(Materials provided begins)

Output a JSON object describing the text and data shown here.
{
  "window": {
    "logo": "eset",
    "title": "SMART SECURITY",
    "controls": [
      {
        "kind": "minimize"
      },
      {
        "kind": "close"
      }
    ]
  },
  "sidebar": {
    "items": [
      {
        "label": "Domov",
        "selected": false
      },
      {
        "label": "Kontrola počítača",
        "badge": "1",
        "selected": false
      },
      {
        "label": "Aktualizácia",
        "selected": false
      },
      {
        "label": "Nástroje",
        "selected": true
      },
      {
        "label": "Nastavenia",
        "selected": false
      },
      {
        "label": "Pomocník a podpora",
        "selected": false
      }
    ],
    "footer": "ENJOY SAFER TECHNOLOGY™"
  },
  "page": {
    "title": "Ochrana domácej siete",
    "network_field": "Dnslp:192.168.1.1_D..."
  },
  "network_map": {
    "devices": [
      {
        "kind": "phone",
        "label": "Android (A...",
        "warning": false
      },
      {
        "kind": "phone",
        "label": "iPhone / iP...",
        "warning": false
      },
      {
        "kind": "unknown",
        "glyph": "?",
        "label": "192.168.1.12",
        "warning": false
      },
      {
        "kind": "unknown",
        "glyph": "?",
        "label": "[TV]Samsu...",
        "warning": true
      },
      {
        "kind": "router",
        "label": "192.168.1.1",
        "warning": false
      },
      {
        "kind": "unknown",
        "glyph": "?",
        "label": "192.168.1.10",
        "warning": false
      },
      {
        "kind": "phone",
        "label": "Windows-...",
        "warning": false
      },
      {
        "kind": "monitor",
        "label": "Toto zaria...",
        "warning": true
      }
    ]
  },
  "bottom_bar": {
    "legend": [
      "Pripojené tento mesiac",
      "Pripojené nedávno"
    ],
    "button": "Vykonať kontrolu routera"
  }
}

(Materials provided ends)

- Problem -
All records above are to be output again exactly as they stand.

- Solved exercise -
Output a JSON object describing the text and data shown here.
{
  "window": {
    "logo": "eset",
    "title": "SMART SECURITY",
    "controls": [
      {
        "kind": "minimize"
      },
      {
        "kind": "close"
      }
    ]
  },
  "sidebar": {
    "items": [
      {
        "label": "Domov",
        "selected": false
      },
      {
        "label": "Kontrola počítača",
        "badge": "1",
        "selected": false
      },
      {
        "label": "Aktualizácia",
        "selected": false
      },
      {
        "label": "Nástroje",
        "selected": true
      },
      {
        "label": "Nastavenia",
        "selected": false
      },
      {
        "label": "Pomocník a podpora",
        "selected": false
      }
    ],
    "footer": "ENJOY SAFER TECHNOLOGY™"
  },
  "page": {
    "title": "Ochrana domácej siete",
    "network_field": "Dnslp:192.168.1.1_D..."
  },
  "network_map": {
    "devices": [
      {
        "kind": "phone",
        "label": "Android (A...",
        "warning": false
      },
      {
        "kind": "phone",
        "label": "iPhone / iP...",
        "warning": false
      },
      {
        "kind": "unknown",
        "glyph": "?",
        "label": "192.168.1.12",
        "warning": false
      },
      {
        "kind": "unknown",
        "glyph": "?",
        "label": "[TV]Samsu...",
        "warning": true
      },
      {
        "kind": "router",
        "label": "192.168.1.1",
        "warning": false
      },
      {
        "kind": "unknown",
        "glyph": "?",
        "label": "192.168.1.10",
        "warning": false
      },
      {
        "kind": "phone",
        "label": "Windows-...",
        "warning": false
      },
      {
        "kind": "monitor",
        "label": "Toto zaria...",
        "warning": true
      }
    ]
  },
  "bottom_bar": {
    "legend": [
      "Pripojené tento mesiac",
      "Pripojené nedávno"
    ],
    "button": "Vykonať kontrolu routera"
  }
}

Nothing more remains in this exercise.